ENTRIES SHOWN —
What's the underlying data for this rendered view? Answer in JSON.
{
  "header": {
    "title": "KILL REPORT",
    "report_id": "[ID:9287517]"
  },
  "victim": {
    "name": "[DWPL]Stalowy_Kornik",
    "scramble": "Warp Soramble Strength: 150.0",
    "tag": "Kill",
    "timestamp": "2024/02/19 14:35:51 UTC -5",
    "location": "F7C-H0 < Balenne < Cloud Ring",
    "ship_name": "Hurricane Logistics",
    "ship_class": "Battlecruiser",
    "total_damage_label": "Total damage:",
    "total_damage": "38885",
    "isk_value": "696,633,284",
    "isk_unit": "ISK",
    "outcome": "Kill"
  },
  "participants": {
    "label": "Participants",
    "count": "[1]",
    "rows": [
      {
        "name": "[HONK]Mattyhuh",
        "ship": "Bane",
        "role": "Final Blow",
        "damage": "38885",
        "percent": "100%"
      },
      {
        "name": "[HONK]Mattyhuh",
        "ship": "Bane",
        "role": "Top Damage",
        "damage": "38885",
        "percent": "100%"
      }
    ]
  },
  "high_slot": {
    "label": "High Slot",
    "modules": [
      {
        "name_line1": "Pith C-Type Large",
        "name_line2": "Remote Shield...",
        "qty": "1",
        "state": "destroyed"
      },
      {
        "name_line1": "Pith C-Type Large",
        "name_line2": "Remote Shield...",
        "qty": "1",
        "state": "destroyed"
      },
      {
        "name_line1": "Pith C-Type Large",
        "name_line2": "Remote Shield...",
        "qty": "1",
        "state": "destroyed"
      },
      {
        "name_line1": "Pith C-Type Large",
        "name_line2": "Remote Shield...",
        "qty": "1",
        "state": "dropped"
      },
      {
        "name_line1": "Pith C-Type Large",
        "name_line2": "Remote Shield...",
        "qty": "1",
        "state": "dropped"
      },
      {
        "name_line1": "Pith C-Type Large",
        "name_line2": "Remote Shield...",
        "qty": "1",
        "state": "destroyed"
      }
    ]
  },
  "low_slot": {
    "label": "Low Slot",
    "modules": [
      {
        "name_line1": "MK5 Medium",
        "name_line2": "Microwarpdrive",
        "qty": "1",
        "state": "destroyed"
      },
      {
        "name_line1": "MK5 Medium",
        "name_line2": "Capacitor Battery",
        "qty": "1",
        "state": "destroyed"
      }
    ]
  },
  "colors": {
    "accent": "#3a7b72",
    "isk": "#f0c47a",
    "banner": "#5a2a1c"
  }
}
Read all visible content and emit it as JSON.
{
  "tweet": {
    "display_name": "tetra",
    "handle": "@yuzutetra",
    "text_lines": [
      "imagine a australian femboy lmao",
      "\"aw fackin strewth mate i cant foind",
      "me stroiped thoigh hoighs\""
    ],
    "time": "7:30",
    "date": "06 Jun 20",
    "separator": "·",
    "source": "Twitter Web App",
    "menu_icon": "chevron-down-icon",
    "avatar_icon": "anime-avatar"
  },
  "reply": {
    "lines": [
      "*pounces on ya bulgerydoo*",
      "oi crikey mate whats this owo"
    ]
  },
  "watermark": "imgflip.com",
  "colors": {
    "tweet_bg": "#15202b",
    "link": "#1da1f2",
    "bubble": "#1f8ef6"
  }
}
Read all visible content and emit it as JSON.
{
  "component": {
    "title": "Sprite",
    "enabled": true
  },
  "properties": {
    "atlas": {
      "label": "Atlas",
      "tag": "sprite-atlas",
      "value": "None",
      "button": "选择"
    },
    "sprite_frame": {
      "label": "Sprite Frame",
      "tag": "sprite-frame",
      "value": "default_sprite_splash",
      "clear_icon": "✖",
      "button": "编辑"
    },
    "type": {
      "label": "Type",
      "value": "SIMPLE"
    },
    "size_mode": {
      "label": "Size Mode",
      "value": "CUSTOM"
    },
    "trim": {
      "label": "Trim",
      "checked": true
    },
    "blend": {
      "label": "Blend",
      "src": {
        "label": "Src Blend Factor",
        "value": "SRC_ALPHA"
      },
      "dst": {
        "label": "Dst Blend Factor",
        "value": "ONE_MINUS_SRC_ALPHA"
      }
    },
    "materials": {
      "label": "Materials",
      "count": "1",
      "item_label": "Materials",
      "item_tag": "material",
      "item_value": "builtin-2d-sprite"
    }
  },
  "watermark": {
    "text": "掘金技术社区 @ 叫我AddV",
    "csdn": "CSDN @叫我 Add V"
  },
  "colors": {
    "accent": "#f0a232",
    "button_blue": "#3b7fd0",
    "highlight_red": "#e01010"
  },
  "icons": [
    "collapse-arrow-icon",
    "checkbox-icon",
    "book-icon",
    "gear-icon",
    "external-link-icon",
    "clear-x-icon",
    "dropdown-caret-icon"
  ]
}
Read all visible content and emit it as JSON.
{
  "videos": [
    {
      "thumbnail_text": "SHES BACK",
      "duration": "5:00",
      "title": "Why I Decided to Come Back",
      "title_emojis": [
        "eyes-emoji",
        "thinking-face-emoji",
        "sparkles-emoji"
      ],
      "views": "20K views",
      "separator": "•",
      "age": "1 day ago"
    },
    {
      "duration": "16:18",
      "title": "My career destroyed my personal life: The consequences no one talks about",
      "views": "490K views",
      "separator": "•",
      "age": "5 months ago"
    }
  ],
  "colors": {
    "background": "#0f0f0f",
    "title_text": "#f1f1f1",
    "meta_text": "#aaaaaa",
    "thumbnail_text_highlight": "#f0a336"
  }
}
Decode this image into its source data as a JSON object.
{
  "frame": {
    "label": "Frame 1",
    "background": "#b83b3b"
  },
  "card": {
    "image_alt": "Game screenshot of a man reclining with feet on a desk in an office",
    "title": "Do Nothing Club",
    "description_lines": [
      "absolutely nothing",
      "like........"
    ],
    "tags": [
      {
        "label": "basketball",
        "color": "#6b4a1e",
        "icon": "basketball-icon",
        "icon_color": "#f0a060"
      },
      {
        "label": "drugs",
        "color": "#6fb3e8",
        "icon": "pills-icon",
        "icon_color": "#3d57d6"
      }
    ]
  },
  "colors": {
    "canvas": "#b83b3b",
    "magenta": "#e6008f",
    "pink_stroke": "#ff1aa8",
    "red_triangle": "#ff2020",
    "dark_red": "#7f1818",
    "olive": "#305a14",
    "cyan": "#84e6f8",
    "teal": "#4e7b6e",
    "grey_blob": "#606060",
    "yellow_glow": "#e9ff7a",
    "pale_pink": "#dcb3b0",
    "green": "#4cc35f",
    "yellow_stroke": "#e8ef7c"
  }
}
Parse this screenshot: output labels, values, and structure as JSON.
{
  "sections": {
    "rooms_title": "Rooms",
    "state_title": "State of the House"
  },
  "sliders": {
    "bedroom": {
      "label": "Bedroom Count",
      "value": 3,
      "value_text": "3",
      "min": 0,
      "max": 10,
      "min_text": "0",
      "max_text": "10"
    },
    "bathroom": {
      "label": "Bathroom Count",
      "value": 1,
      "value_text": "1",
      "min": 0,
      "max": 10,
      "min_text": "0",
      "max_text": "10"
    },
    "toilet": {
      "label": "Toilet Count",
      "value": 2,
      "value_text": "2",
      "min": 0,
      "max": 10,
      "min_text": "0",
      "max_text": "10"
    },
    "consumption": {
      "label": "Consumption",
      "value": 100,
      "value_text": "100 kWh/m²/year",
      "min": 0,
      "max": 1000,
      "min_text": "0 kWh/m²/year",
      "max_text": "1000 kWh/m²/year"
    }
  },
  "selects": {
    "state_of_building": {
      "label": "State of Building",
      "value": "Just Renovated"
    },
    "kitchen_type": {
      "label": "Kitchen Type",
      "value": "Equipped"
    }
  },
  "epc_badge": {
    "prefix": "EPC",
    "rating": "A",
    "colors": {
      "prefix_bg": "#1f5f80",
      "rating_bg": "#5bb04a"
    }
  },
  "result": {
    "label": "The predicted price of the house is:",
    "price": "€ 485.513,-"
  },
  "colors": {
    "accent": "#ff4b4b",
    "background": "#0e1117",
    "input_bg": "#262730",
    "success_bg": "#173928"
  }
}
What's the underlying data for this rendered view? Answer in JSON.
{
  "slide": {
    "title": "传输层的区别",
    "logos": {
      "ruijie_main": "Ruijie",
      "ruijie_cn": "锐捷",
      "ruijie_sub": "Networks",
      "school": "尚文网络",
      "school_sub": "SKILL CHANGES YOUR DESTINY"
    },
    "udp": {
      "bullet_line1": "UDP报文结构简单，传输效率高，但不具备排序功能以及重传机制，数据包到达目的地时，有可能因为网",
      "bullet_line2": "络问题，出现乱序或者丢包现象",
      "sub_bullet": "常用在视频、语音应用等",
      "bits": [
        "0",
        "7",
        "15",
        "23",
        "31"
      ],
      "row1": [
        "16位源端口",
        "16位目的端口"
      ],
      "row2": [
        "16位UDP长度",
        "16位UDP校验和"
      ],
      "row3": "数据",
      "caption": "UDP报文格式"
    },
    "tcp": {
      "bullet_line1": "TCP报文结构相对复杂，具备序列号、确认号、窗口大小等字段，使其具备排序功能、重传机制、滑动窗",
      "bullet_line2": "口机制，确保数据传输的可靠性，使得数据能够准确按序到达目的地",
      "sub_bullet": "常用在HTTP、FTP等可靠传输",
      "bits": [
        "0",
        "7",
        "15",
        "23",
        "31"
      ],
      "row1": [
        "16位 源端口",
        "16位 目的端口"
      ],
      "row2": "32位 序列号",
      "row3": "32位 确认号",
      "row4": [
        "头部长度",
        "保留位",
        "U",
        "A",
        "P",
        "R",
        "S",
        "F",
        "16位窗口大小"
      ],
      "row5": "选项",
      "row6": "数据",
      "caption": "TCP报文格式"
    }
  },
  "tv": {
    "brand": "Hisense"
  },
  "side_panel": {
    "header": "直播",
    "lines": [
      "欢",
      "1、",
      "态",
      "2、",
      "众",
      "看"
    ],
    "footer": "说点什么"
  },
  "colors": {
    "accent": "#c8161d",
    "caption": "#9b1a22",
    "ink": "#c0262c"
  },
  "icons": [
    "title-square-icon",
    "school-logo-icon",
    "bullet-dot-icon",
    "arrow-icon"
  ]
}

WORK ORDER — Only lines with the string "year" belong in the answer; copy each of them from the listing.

YOUR RESPONSE —
      "value_text": "100 kWh/m²/year",
      "min_text": "0 kWh/m²/year",
      "max_text": "1000 kWh/m²/year"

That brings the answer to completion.